- INSTRUCTIONS TO FOLLOW
Would you write out every record that follows exactly, with the pictures left out?

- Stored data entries
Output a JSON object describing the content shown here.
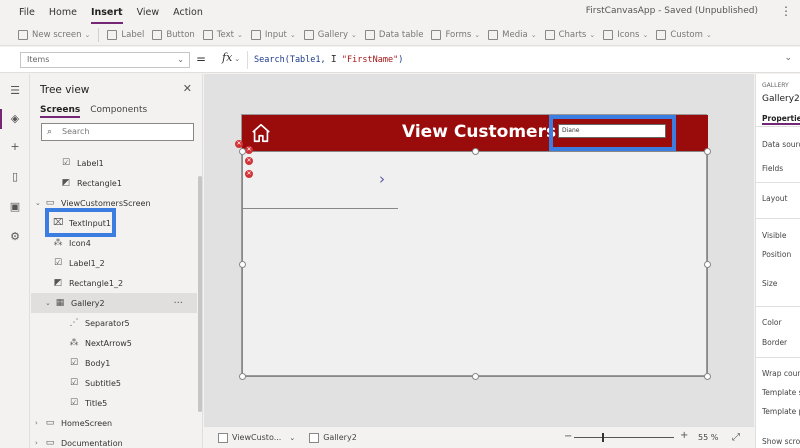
{
  "menu": {
    "items": [
      "File",
      "Home",
      "Insert",
      "View",
      "Action"
    ],
    "active": "Insert",
    "app_title": "FirstCanvasApp - Saved (Unpublished)",
    "more": "⋮"
  },
  "toolbar": {
    "items": [
      {
        "label": "New screen",
        "chevron": true
      },
      {
        "label": "Label",
        "chevron": false
      },
      {
        "label": "Button",
        "chevron": false
      },
      {
        "label": "Text",
        "chevron": true
      },
      {
        "label": "Input",
        "chevron": true
      },
      {
        "label": "Gallery",
        "chevron": true
      },
      {
        "label": "Data table",
        "chevron": false
      },
      {
        "label": "Forms",
        "chevron": true
      },
      {
        "label": "Media",
        "chevron": true
      },
      {
        "label": "Charts",
        "chevron": true
      },
      {
        "label": "Icons",
        "chevron": true
      },
      {
        "label": "Custom",
        "chevron": true
      }
    ]
  },
  "formula": {
    "property": "Items",
    "eq": "=",
    "fx": "fx",
    "code_prefix": "Search(Table1, ",
    "code_string": "\"FirstName\"",
    "code_suffix": ")"
  },
  "tree": {
    "title": "Tree view",
    "tabs": [
      "Screens",
      "Components"
    ],
    "search_placeholder": "Search",
    "rows": [
      {
        "label": "Label1",
        "icon": "label-icon",
        "indent": 2,
        "expander": ""
      },
      {
        "label": "Rectangle1",
        "icon": "rectangle-icon",
        "indent": 2,
        "expander": ""
      },
      {
        "label": "ViewCustomersScreen",
        "icon": "screen-icon",
        "indent": 0,
        "expander": "⌄"
      },
      {
        "label": "TextInput1",
        "icon": "text-input-icon",
        "indent": 1,
        "expander": ""
      },
      {
        "label": "Icon4",
        "icon": "icon-control-icon",
        "indent": 1,
        "expander": ""
      },
      {
        "label": "Label1_2",
        "icon": "label-icon",
        "indent": 1,
        "expander": ""
      },
      {
        "label": "Rectangle1_2",
        "icon": "rectangle-icon",
        "indent": 1,
        "expander": ""
      },
      {
        "label": "Gallery2",
        "icon": "gallery-icon",
        "indent": 1,
        "expander": "⌄",
        "selected": true
      },
      {
        "label": "Separator5",
        "icon": "separator-icon",
        "indent": 2,
        "expander": ""
      },
      {
        "label": "NextArrow5",
        "icon": "arrow-icon",
        "indent": 2,
        "expander": ""
      },
      {
        "label": "Body1",
        "icon": "label-icon",
        "indent": 2,
        "expander": ""
      },
      {
        "label": "Subtitle5",
        "icon": "label-icon",
        "indent": 2,
        "expander": ""
      },
      {
        "label": "Title5",
        "icon": "label-icon",
        "indent": 2,
        "expander": ""
      },
      {
        "label": "HomeScreen",
        "icon": "screen-icon",
        "indent": 0,
        "expander": "›"
      },
      {
        "label": "Documentation",
        "icon": "screen-icon",
        "indent": 0,
        "expander": "›"
      }
    ],
    "row_more": "···"
  },
  "canvas": {
    "title": "View Customers",
    "search_value": "Diane",
    "next_arrow": "›"
  },
  "properties": {
    "type": "GALLERY",
    "name": "Gallery2",
    "tab": "Properties",
    "labels": [
      "Data source",
      "Fields",
      "Layout",
      "Visible",
      "Position",
      "Size",
      "Color",
      "Border",
      "Wrap count",
      "Template size",
      "Template padding",
      "Show scrollbar"
    ]
  },
  "status": {
    "screen": "ViewCusto...",
    "control": "Gallery2",
    "zoom_value": "55",
    "zoom_unit": "%",
    "minus": "−",
    "plus": "+"
  },
  "colors": {
    "accent": "#742774",
    "header": "#9a0b0b",
    "highlight": "#3b7de0",
    "error": "#d13438"
  }
}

- SOLUTION TO THIS EXERCISE
Output a JSON object describing the content shown here.
{
  "menu": {
    "items": [
      "File",
      "Home",
      "Insert",
      "View",
      "Action"
    ],
    "active": "Insert",
    "app_title": "FirstCanvasApp - Saved (Unpublished)",
    "more": "⋮"
  },
  "toolbar": {
    "items": [
      {
        "label": "New screen",
        "chevron": true
      },
      {
        "label": "Label",
        "chevron": false
      },
      {
        "label": "Button",
        "chevron": false
      },
      {
        "label": "Text",
        "chevron": true
      },
      {
        "label": "Input",
        "chevron": true
      },
      {
        "label": "Gallery",
        "chevron": true
      },
      {
        "label": "Data table",
        "chevron": false
      },
      {
        "label": "Forms",
        "chevron": true
      },
      {
        "label": "Media",
        "chevron": true
      },
      {
        "label": "Charts",
        "chevron": true
      },
      {
        "label": "Icons",
        "chevron": true
      },
      {
        "label": "Custom",
        "chevron": true
      }
    ]
  },
  "formula": {
    "property": "Items",
    "eq": "=",
    "fx": "fx",
    "code_prefix": "Search(Table1, ",
    "code_string": "\"FirstName\"",
    "code_suffix": ")"
  },
  "tree": {
    "title": "Tree view",
    "tabs": [
      "Screens",
      "Components"
    ],
    "search_placeholder": "Search",
    "rows": [
      {
        "label": "Label1",
        "icon": "label-icon",
        "indent": 2,
        "expander": ""
      },
      {
        "label": "Rectangle1",
        "icon": "rectangle-icon",
        "indent": 2,
        "expander": ""
      },
      {
        "label": "ViewCustomersScreen",
        "icon": "screen-icon",
        "indent": 0,
        "expander": "⌄"
      },
      {
        "label": "TextInput1",
        "icon": "text-input-icon",
        "indent": 1,
        "expander": ""
      },
      {
        "label": "Icon4",
        "icon": "icon-control-icon",
        "indent": 1,
        "expander": ""
      },
      {
        "label": "Label1_2",
        "icon": "label-icon",
        "indent": 1,
        "expander": ""
      },
      {
        "label": "Rectangle1_2",
        "icon": "rectangle-icon",
        "indent": 1,
        "expander": ""
      },
      {
        "label": "Gallery2",
        "icon": "gallery-icon",
        "indent": 1,
        "expander": "⌄",
        "selected": true
      },
      {
        "label": "Separator5",
        "icon": "separator-icon",
        "indent": 2,
        "expander": ""
      },
      {
        "label": "NextArrow5",
        "icon": "arrow-icon",
        "indent": 2,
        "expander": ""
      },
      {
        "label": "Body1",
        "icon": "label-icon",
        "indent": 2,
        "expander": ""
      },
      {
        "label": "Subtitle5",
        "icon": "label-icon",
        "indent": 2,
        "expander": ""
      },
      {
        "label": "Title5",
        "icon": "label-icon",
        "indent": 2,
        "expander": ""
      },
      {
        "label": "HomeScreen",
        "icon": "screen-icon",
        "indent": 0,
        "expander": "›"
      },
      {
        "label": "Documentation",
        "icon": "screen-icon",
        "indent": 0,
        "expander": "›"
      }
    ],
    "row_more": "···"
  },
  "canvas": {
    "title": "View Customers",
    "search_value": "Diane",
    "next_arrow": "›"
  },
  "properties": {
    "type": "GALLERY",
    "name": "Gallery2",
    "tab": "Properties",
    "labels": [
      "Data source",
      "Fields",
      "Layout",
      "Visible",
      "Position",
      "Size",
      "Color",
      "Border",
      "Wrap count",
      "Template size",
      "Template padding",
      "Show scrollbar"
    ]
  },
  "status": {
    "screen": "ViewCusto...",
    "control": "Gallery2",
    "zoom_value": "55",
    "zoom_unit": "%",
    "minus": "−",
    "plus": "+"
  },
  "colors": {
    "accent": "#742774",
    "header": "#9a0b0b",
    "highlight": "#3b7de0",
    "error": "#d13438"
  }
}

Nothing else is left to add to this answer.